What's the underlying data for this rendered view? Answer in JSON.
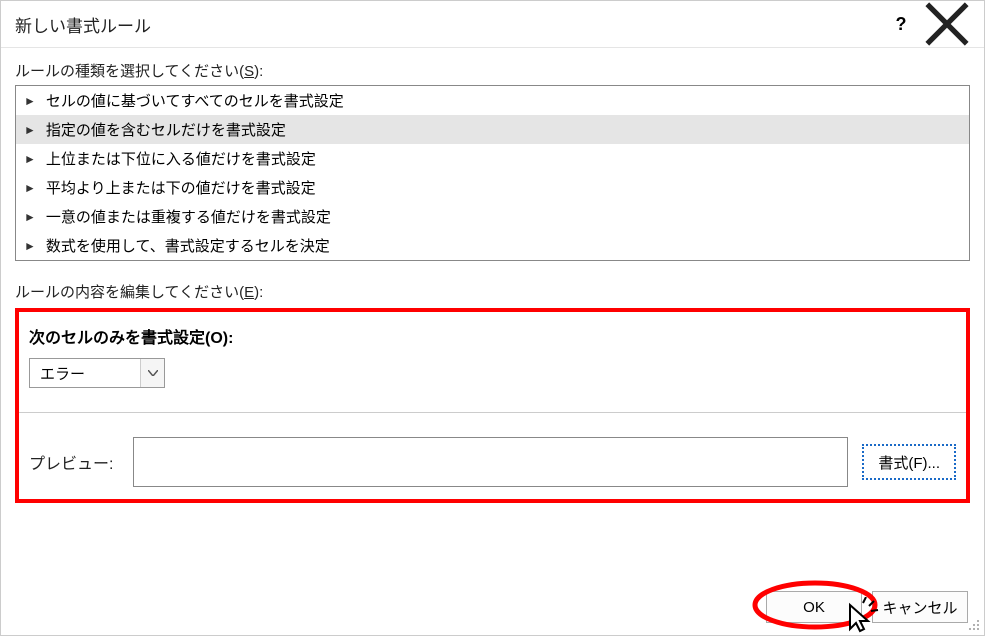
{
  "titlebar": {
    "title": "新しい書式ルール",
    "help": "?"
  },
  "ruleTypeLabel": {
    "prefix": "ルールの種類を選択してください(",
    "key": "S",
    "suffix": "):"
  },
  "ruleTypes": [
    "セルの値に基づいてすべてのセルを書式設定",
    "指定の値を含むセルだけを書式設定",
    "上位または下位に入る値だけを書式設定",
    "平均より上または下の値だけを書式設定",
    "一意の値または重複する値だけを書式設定",
    "数式を使用して、書式設定するセルを決定"
  ],
  "editLabel": {
    "prefix": "ルールの内容を編集してください(",
    "key": "E",
    "suffix": "):"
  },
  "formatOnly": {
    "prefix": "次のセルのみを書式設定(",
    "key": "O",
    "suffix": "):"
  },
  "dropdown": {
    "value": "エラー"
  },
  "preview": {
    "label": "プレビュー:"
  },
  "formatBtn": {
    "prefix": "書式(",
    "key": "F",
    "suffix": ")..."
  },
  "buttons": {
    "ok": "OK",
    "cancel": "キャンセル"
  }
}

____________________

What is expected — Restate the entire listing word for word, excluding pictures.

Reply —
What's the underlying data for this rendered view? Answer in JSON.
{
  "titlebar": {
    "title": "新しい書式ルール",
    "help": "?"
  },
  "ruleTypeLabel": {
    "prefix": "ルールの種類を選択してください(",
    "key": "S",
    "suffix": "):"
  },
  "ruleTypes": [
    "セルの値に基づいてすべてのセルを書式設定",
    "指定の値を含むセルだけを書式設定",
    "上位または下位に入る値だけを書式設定",
    "平均より上または下の値だけを書式設定",
    "一意の値または重複する値だけを書式設定",
    "数式を使用して、書式設定するセルを決定"
  ],
  "editLabel": {
    "prefix": "ルールの内容を編集してください(",
    "key": "E",
    "suffix": "):"
  },
  "formatOnly": {
    "prefix": "次のセルのみを書式設定(",
    "key": "O",
    "suffix": "):"
  },
  "dropdown": {
    "value": "エラー"
  },
  "preview": {
    "label": "プレビュー:"
  },
  "formatBtn": {
    "prefix": "書式(",
    "key": "F",
    "suffix": ")..."
  },
  "buttons": {
    "ok": "OK",
    "cancel": "キャンセル"
  }
}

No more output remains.